From Renaissance Italy and late Ming China to today's global economy, the author recounts the epic history of the goods that have seduced, enriched and unsettled human lives over the past 600 years.
The New York Times best-selling author of Cinderella Ate My Daughter presents an analysis of the new sexual landscape faced by girls in today's high schools and colleges, revealing hidden truths, hard lessons and important possibilities in girls' modern-world sex lives. 50,000 first printing.
Adam Hochschild presents a history of the Spanish Civil War through the experiences of everyday people, including a honeymooning teen, a college senior and two fiercely partisan New York Times reporters who covered the war from opposing sides.

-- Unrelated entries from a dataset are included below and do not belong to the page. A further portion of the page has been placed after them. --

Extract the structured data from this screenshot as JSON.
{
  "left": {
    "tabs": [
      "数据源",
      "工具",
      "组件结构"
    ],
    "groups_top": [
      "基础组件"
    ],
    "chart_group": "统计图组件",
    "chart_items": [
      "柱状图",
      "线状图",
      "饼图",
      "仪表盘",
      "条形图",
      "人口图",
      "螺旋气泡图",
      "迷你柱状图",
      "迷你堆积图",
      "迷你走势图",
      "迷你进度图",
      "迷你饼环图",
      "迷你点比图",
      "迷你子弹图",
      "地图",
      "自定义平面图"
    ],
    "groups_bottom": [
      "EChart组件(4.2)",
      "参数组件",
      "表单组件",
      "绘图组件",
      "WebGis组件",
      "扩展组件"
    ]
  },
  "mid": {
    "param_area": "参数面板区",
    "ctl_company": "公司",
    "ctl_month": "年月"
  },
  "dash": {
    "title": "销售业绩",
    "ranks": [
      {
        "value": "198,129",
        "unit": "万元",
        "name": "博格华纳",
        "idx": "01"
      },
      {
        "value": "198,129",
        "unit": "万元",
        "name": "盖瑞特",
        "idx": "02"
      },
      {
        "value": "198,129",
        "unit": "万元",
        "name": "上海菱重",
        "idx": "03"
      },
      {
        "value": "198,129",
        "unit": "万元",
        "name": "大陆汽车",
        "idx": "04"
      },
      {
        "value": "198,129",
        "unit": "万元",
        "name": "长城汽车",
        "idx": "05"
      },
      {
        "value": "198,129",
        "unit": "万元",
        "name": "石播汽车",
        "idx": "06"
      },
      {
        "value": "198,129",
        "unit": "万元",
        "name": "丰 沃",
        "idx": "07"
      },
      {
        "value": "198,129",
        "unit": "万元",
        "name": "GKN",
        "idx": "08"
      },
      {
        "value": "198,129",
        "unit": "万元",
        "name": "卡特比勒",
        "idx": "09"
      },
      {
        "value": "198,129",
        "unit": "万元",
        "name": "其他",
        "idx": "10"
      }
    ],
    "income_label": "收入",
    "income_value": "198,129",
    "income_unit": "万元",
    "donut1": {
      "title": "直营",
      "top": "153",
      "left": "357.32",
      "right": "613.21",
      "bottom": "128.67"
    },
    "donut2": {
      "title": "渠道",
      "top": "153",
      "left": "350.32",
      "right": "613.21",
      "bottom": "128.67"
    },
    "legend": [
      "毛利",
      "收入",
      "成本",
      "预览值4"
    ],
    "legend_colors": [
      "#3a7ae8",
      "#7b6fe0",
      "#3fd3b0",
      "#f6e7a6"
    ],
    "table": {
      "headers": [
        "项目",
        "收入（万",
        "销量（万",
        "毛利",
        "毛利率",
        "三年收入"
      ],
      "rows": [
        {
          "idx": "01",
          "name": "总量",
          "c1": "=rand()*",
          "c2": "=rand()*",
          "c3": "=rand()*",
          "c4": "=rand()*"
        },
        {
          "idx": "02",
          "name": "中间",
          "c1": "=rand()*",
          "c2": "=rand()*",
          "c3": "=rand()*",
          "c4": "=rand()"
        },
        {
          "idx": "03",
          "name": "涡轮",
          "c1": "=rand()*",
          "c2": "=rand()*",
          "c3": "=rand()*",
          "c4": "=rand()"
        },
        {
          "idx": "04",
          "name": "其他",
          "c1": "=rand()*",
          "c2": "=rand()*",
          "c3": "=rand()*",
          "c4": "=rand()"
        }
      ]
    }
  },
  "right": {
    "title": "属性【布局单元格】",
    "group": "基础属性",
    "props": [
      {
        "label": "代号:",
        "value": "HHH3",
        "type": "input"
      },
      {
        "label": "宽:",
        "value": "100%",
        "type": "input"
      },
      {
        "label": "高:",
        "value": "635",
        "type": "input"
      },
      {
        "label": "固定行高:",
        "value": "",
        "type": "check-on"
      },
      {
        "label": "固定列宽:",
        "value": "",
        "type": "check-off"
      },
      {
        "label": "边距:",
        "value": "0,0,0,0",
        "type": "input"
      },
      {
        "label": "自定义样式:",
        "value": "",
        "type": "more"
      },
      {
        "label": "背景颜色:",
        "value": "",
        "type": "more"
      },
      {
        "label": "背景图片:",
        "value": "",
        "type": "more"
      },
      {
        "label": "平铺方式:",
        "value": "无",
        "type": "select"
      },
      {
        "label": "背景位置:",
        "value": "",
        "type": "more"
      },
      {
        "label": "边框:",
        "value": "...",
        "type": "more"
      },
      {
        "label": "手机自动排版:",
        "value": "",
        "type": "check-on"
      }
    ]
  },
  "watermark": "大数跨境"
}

A longtime NPR correspondent chronicles her journey into an aging military-industrial center a thousand miles east of Moscow, home to the Russian nuclear program, to chart the social and political aftershocks of the USSR's collapse.
NPR's own Glen Weldon (author of Superman: The Unauthorized Biography) is back with a comprehensive history of Batman — from camp icon to Dark Knight — and the fans who love him.
The author of Black Stats chronicles the experiences of school age black girls across the United States and discusses how to address policies, practices and a cultural illiteracy that push these students out of school and into unsafe and unstable futures.
Describes the history of and key players in the development of cyber war strategies, from the ultra-top-secret cyber units in the Pentagon, to "information warfare" squads in the armed services.
Examines the history of unmarried women in the United States to reveal that the concept of a powerful single woman, often perceived as a modern phenomenon, is not a new idea and explores the options, besides traditional marriage, that were historically available to women.
David Kushner documents the story of his brother's murder at the hands of two drifters and his family's efforts to survive and seek justice against a backdrop of 1970s parenting dynamics and media hype.
Describes the life of the woman who wrote The Battle Hymn of the Republic, who worked tirelessly as an outspoken abolitionist and women's rights activist while she wrote and published poems and raised six children.
A former prisoner, TED mentor, and criminal justice reform advocate traces his coming of age at the height of Detroit's crack epidemic and his nineteen years in prison before he was motivated to help at-risk youth and raise awareness about America's system of mass incarceration.